The lander fired its engines, elevated itself by about 40 centimetres, and landed safely 30-40 centimetres away in a “hop experiment”, the space agency said.

“Importance? This ‘kick-start’ enthuses future sample return and human missions!” ISRO said on X, formerly known as Twitter. The Vikram lander has now exceeded its mission objectives, it remarked.

A ramp fixed to the lander and its ChaSTE and ILSA systems were folded back and then redeployed successfully after the experiment, ISRO added.

ChaSTE, short for Chandra’s Surface Thermophysical Experiment, measures the temperature profile of the lunar topsoil around the south pole. The ILSA, or Instrument for Lunar Seismic Activity, payload aims to measure ground vibrations generated by natural quakes, impacts, and artificial events.

Later in the evening, ISRO announced that the Vikram lander has been put into sleep mode.

“Prior to that, in-situ experiments by ChaSTE, RAMBHA-LP, and ILSA payloads are performed at the new location,” the space agency wrote on X. “The data collected is received at the Earth.”

It added that Vikram will “fall asleep” next to Pragyan, which was also set into sleep mode on September 2. “Hoping for their awakening around September 22, 2023,” the space agency said.

On August 23, India made history by becoming the first country to land a spacecraft near the south pole of the moon. After the landing, the Pragyan rover had come down the ramp from the lander to begin data collection. The rover searched for signs of frozen water that could help astronaut missions in the future.

On August 28, the rover detected sulphur and several other elements near the south pole of the moon. Sulphur is known to originate in volcanic activities. The presence of the element on the moon can provide more insights into the formation and evolution of the earth’s natural satellite.

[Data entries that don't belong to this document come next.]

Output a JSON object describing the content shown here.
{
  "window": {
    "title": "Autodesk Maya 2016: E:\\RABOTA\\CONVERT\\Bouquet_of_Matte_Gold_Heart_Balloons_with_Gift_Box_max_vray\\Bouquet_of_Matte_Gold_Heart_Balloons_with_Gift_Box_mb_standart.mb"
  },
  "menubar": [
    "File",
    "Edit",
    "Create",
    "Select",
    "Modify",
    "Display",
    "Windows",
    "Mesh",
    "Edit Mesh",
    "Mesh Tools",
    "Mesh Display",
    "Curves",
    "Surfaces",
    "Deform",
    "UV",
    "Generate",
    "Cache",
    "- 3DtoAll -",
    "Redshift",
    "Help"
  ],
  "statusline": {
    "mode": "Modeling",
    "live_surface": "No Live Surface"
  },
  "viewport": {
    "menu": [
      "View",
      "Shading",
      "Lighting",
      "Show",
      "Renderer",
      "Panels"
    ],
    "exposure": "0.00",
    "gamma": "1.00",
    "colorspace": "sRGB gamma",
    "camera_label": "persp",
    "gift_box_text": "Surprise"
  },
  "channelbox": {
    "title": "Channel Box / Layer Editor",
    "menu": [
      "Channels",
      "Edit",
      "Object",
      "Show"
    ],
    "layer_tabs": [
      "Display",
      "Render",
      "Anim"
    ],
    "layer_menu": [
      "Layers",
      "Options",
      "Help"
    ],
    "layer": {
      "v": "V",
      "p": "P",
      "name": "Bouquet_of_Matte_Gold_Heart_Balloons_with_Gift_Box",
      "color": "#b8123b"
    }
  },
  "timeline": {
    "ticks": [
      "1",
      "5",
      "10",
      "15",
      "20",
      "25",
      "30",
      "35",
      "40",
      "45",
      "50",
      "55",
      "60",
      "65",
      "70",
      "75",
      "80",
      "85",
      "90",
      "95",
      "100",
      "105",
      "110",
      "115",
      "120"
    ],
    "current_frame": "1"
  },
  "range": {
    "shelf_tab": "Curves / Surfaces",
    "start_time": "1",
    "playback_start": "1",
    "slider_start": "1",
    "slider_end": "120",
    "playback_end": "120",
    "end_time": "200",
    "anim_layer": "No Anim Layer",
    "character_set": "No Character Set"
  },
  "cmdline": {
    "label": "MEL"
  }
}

ISRO said on September 2 that the Pragyan rover completed its assignments, after which it was safely parked and set into sleep mode.

“The solar panel is oriented to receive the light at the next sunrise expected on September 22, 2023,” it said. “The receiver is kept on. Hoping for a successful awakening for another set of assignments! Else, it will forever stay there as India’s lunar ambassador.”

On the same day, ISRO launched Aditya-1, its first mission to study the sun, from the Satish Dhawan Space Centre in Sriharikota. It is designed to cover a distance of about 1.5 million kilometers from the earth over four months and will then be placed in an orbit around the Lagrange Point 1, which is considered closest to the sun.